===== Supplied records =====

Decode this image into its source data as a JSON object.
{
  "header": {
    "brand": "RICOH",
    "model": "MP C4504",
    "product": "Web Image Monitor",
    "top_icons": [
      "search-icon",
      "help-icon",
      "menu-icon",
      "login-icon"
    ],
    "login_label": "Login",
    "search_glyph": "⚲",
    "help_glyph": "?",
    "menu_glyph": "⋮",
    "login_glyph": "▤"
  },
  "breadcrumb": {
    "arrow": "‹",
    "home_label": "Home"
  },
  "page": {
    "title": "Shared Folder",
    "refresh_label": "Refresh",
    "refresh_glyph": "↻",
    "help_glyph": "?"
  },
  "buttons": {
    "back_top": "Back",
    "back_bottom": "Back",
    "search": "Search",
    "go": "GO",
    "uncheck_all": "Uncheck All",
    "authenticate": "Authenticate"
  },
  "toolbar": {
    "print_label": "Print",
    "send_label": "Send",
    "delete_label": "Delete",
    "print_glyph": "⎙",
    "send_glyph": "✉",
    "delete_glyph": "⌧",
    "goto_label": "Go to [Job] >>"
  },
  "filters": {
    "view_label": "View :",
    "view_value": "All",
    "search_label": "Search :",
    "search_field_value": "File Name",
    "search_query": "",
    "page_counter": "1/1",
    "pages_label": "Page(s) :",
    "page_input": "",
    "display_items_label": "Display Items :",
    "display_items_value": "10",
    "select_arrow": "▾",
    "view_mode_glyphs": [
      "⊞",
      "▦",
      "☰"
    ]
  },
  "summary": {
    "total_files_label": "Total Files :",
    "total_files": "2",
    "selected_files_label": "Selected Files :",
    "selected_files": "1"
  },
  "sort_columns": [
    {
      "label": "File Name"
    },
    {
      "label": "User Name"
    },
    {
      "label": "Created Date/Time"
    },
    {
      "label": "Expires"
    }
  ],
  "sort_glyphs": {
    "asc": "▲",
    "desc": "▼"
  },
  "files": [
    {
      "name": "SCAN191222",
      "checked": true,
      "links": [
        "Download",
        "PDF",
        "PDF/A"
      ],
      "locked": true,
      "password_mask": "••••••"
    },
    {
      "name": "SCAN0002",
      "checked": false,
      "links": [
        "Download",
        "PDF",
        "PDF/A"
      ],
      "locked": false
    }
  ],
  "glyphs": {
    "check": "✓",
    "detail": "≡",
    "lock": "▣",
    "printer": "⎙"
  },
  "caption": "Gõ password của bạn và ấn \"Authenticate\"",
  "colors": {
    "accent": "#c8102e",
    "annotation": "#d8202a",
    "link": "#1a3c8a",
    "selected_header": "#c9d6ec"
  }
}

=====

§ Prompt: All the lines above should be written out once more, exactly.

§ Expected answer:
Decode this image into its source data as a JSON object.
{
  "header": {
    "brand": "RICOH",
    "model": "MP C4504",
    "product": "Web Image Monitor",
    "top_icons": [
      "search-icon",
      "help-icon",
      "menu-icon",
      "login-icon"
    ],
    "login_label": "Login",
    "search_glyph": "⚲",
    "help_glyph": "?",
    "menu_glyph": "⋮",
    "login_glyph": "▤"
  },
  "breadcrumb": {
    "arrow": "‹",
    "home_label": "Home"
  },
  "page": {
    "title": "Shared Folder",
    "refresh_label": "Refresh",
    "refresh_glyph": "↻",
    "help_glyph": "?"
  },
  "buttons": {
    "back_top": "Back",
    "back_bottom": "Back",
    "search": "Search",
    "go": "GO",
    "uncheck_all": "Uncheck All",
    "authenticate": "Authenticate"
  },
  "toolbar": {
    "print_label": "Print",
    "send_label": "Send",
    "delete_label": "Delete",
    "print_glyph": "⎙",
    "send_glyph": "✉",
    "delete_glyph": "⌧",
    "goto_label": "Go to [Job] >>"
  },
  "filters": {
    "view_label": "View :",
    "view_value": "All",
    "search_label": "Search :",
    "search_field_value": "File Name",
    "search_query": "",
    "page_counter": "1/1",
    "pages_label": "Page(s) :",
    "page_input": "",
    "display_items_label": "Display Items :",
    "display_items_value": "10",
    "select_arrow": "▾",
    "view_mode_glyphs": [
      "⊞",
      "▦",
      "☰"
    ]
  },
  "summary": {
    "total_files_label": "Total Files :",
    "total_files": "2",
    "selected_files_label": "Selected Files :",
    "selected_files": "1"
  },
  "sort_columns": [
    {
      "label": "File Name"
    },
    {
      "label": "User Name"
    },
    {
      "label": "Created Date/Time"
    },
    {
      "label": "Expires"
    }
  ],
  "sort_glyphs": {
    "asc": "▲",
    "desc": "▼"
  },
  "files": [
    {
      "name": "SCAN191222",
      "checked": true,
      "links": [
        "Download",
        "PDF",
        "PDF/A"
      ],
      "locked": true,
      "password_mask": "••••••"
    },
    {
      "name": "SCAN0002",
      "checked": false,
      "links": [
        "Download",
        "PDF",
        "PDF/A"
      ],
      "locked": false
    }
  ],
  "glyphs": {
    "check": "✓",
    "detail": "≡",
    "lock": "▣",
    "printer": "⎙"
  },
  "caption": "Gõ password của bạn và ấn \"Authenticate\"",
  "colors": {
    "accent": "#c8102e",
    "annotation": "#d8202a",
    "link": "#1a3c8a",
    "selected_header": "#c9d6ec"
  }
}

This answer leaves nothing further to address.